W3C home > Mailing lists > Public > www-style@w3.org > October 2011

Re: [css3-3d-transforms] Spec questions

From: Simon Fraser <smfr@me.com>
Date: Tue, 18 Oct 2011 08:31:53 -0700
Cc: www-style@w3.org
Message-id: <AFB73A12-64CB-4DFF-967D-5B968723C7CA@me.com>
To: Matt Woodrow <mwoodrow@mozilla.com>

On Oct 17, 2011, at 7:01 pm, Matt Woodrow wrote:

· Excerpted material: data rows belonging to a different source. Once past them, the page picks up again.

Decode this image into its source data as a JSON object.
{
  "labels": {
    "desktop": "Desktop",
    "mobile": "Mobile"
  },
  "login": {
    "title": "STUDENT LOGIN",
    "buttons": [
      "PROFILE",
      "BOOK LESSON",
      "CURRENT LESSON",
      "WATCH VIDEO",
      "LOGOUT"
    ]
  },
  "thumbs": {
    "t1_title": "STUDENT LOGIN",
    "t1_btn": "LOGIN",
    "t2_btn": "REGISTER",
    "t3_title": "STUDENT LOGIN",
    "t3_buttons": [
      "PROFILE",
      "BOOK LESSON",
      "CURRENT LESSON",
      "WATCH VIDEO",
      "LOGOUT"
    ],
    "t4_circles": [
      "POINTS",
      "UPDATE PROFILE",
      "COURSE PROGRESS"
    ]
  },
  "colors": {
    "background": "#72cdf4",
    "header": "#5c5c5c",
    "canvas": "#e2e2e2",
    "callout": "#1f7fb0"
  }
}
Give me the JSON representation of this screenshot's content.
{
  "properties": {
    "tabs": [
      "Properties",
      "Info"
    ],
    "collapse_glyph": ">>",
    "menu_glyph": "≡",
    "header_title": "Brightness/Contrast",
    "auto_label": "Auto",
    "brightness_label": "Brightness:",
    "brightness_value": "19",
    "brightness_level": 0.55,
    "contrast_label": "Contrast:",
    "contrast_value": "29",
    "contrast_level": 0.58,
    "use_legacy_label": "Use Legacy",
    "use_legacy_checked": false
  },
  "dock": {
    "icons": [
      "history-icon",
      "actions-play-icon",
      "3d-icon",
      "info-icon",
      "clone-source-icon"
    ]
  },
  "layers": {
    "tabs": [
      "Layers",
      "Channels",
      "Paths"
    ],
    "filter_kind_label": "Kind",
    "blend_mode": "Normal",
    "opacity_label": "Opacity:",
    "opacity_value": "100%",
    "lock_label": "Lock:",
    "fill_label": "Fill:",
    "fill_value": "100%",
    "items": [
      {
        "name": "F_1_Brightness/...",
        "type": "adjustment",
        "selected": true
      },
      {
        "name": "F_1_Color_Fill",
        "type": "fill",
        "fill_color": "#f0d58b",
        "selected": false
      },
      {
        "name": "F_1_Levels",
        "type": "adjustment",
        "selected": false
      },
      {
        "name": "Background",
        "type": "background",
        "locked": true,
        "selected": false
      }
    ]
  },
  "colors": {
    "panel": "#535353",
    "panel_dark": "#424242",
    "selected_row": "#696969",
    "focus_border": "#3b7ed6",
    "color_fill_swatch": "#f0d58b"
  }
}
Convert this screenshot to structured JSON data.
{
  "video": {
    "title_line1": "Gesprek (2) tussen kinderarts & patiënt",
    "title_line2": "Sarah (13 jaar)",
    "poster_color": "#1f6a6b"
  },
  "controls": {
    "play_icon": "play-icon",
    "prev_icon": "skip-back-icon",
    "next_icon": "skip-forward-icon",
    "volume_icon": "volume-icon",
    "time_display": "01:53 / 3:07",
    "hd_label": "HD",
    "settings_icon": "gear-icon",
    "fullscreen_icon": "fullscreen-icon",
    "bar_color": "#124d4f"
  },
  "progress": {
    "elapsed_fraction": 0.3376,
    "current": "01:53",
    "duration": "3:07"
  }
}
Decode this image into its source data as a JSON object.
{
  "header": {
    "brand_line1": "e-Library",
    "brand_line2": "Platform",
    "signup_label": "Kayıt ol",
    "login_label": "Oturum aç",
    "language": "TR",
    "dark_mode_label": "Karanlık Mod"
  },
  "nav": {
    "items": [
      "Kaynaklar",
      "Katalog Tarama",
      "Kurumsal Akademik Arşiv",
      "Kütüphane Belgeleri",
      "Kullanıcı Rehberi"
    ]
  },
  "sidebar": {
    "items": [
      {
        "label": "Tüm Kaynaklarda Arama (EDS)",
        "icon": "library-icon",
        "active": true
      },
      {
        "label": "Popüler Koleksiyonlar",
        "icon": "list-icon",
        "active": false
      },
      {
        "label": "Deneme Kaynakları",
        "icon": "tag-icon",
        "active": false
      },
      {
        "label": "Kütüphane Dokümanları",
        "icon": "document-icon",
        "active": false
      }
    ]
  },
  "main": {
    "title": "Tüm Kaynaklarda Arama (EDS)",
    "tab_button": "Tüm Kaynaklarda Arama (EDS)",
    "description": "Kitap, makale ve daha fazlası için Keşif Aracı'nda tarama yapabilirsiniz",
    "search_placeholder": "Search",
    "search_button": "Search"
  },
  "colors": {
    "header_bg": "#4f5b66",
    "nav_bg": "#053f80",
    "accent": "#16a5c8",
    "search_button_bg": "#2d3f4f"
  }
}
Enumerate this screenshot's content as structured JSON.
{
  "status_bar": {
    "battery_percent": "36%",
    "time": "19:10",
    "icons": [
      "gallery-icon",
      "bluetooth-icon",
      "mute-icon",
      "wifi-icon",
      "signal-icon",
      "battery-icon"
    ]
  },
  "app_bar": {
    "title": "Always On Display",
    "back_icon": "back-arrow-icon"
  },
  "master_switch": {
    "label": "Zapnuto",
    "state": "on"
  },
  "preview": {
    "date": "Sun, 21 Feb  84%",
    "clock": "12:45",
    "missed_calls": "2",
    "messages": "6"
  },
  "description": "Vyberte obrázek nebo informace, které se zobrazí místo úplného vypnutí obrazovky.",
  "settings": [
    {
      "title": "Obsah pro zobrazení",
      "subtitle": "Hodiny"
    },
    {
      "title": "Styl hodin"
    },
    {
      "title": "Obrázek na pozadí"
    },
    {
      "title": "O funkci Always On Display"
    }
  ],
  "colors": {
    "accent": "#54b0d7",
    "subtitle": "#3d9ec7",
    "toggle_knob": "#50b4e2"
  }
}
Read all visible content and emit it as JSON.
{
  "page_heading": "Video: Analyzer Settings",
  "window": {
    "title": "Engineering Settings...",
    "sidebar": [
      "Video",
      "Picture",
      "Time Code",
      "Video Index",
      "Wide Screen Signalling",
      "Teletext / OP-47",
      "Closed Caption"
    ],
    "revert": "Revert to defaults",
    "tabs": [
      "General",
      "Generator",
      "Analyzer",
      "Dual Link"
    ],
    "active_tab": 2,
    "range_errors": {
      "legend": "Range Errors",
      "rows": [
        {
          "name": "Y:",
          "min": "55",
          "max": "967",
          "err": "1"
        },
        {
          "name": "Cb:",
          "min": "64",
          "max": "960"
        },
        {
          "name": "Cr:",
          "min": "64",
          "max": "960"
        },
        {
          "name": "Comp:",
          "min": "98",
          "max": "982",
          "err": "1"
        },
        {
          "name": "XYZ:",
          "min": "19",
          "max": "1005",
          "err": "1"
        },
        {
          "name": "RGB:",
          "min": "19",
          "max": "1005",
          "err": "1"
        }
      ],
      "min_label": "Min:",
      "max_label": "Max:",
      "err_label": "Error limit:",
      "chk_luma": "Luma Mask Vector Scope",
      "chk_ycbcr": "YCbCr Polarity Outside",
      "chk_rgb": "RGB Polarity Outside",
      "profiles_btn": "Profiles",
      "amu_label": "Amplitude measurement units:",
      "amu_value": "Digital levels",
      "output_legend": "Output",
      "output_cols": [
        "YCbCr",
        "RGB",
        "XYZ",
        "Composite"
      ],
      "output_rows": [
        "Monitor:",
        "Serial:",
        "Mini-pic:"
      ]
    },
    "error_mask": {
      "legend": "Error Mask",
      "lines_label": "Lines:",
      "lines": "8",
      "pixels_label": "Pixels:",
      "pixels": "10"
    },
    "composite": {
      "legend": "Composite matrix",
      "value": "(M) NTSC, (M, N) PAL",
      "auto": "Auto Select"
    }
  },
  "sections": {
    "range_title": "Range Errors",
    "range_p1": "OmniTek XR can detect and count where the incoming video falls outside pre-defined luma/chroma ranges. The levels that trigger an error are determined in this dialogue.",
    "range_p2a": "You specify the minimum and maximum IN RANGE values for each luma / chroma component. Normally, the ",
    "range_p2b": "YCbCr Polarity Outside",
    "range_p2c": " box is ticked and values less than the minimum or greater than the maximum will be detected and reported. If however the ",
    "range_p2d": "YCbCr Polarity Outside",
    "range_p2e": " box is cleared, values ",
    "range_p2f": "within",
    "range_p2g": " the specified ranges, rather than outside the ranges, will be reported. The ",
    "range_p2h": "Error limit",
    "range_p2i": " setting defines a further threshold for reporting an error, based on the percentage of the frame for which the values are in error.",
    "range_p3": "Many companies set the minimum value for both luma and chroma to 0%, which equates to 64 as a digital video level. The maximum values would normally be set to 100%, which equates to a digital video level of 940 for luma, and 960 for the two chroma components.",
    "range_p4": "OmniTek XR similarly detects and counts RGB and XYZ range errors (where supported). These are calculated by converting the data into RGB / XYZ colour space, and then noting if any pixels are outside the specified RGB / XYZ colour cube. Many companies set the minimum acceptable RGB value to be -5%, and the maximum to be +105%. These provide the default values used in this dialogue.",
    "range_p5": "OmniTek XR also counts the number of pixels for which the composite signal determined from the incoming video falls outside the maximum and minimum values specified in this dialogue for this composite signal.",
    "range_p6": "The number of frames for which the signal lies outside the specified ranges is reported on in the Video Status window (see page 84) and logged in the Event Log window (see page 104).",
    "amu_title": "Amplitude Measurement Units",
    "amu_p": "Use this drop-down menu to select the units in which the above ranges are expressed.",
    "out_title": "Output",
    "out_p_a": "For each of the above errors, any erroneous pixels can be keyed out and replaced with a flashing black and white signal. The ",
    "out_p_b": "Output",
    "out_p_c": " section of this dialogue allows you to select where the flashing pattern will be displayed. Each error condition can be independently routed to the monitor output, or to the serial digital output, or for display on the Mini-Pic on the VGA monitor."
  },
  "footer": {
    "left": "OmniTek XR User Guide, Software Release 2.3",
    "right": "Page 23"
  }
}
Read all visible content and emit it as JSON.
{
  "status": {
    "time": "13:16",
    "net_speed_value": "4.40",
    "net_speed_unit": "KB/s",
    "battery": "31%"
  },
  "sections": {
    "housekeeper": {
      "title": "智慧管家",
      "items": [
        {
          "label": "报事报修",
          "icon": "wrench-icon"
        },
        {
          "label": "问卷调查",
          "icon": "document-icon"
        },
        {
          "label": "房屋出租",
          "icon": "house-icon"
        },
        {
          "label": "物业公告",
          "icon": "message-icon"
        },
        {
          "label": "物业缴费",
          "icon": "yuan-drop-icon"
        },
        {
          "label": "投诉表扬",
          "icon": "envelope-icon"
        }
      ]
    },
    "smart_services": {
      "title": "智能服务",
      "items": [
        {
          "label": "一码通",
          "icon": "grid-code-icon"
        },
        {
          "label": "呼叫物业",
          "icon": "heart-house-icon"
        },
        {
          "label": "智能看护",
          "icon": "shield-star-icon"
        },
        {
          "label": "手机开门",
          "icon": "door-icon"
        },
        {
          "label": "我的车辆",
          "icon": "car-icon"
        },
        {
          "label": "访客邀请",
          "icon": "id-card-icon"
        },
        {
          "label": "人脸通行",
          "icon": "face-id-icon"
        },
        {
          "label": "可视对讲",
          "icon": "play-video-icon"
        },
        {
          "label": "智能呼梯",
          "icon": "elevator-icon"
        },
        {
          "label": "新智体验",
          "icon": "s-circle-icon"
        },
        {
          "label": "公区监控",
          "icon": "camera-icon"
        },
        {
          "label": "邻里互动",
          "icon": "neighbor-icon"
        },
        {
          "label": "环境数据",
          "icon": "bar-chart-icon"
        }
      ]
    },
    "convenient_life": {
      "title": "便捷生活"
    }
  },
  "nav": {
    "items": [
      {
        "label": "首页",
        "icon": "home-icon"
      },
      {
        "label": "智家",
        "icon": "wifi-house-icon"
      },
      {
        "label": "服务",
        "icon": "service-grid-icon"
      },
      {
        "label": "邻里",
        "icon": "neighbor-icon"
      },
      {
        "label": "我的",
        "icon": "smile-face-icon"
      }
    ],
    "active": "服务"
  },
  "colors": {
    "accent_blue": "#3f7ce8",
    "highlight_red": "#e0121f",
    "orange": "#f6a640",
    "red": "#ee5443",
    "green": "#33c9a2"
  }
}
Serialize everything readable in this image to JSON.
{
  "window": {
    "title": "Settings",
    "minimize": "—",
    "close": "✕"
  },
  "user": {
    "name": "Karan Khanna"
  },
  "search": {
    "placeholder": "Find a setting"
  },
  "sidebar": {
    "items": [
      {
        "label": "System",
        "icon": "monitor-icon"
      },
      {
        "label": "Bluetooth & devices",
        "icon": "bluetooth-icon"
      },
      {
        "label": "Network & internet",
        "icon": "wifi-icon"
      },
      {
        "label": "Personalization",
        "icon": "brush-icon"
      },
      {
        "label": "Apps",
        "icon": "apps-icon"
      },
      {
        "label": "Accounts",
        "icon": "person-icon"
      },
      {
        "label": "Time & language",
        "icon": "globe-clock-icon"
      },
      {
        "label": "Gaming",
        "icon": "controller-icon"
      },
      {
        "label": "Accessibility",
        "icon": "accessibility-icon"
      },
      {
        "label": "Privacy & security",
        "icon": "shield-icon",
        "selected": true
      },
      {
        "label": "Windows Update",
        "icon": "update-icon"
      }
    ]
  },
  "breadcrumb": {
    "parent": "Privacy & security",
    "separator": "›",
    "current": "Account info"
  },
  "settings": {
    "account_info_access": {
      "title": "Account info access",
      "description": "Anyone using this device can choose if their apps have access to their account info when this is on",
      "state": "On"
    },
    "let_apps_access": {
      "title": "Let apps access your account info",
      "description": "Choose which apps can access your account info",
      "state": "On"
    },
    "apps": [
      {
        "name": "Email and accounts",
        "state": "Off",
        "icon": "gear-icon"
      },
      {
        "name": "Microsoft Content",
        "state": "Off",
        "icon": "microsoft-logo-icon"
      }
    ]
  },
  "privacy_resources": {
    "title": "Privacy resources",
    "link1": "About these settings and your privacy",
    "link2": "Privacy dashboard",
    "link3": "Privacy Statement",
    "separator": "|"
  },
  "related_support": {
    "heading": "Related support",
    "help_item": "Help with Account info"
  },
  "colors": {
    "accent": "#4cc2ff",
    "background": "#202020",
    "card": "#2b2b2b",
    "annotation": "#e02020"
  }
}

> While implementing the 3d transforms spec for Mozilla I've come up with a few questions/suggestions: 
> 
> - How does preserve-3d affect the definition of transform's containing block/stacking context? 
> 
> When we have a multiple level hierarchy of preserve-3d elements, should depth sorting stay constrained to to each stacking context, or should all elements be moved up into the root-most stacking context before sorting. 
> 
> Using the WebKit 'poster-circle' (http://www.webkit.org/blog-files/3d-transforms/poster-circle.html) as an example, retaining stacking contexts will sort the 12 posters by depth position within a ring, and the 3 rings (as a whole) within the cylinder. This results in 'broken' rendering since the rings can still end up overlapping each other. 
> 
> If the intended behaviour of the spec is to treat all descendants as if they are in the root-most stacking context, then this needs to be clarified. 
The spec probably needs to introduce a term like "depth-sorting context" to explain this. Elements with transform-style: flatten (the default) create depth-sorting contexts, which means that a hierarchy of elements with transform-style: preserve-3d share the same depth-sorting context. All transformed elements in that depth-sorting context are depth-sorted as if they were siblings.

> 
> - "With elements at the same z-index, objects are drawn in order of increasing z position." is very vague. 
> 
> I realize that depth sorting was intentionally left out of the spec to avoid requiring any particular intersection       handling, but feel that this should probably be more clearly explained, as the 'z position' of a plane isn't particularly useful. 
As I mentioned in another post, the spec could refer to Netwell's algorithm: <http://en.wikipedia.org/wiki/Newell's_algorithm>.
> 
> - For transitions, does it make sense to treat translatex() as translate3d() to reduce the number of decompositions required? 
> 
> Quite a few of the other transform functions could also be treated as their 3d component to increase the chances of them matching. Is this actually preferable?
We decided against magic matching rules like this; it would be hard for authors to remember more complex rules than just "the transform functions should match".

Simon
Received on Tuesday, 18 October 2011 15:32:50 GMT

This archive was generated by hypermail 2.3.1 : Tuesday, 26 March 2013 17:20:45 GMT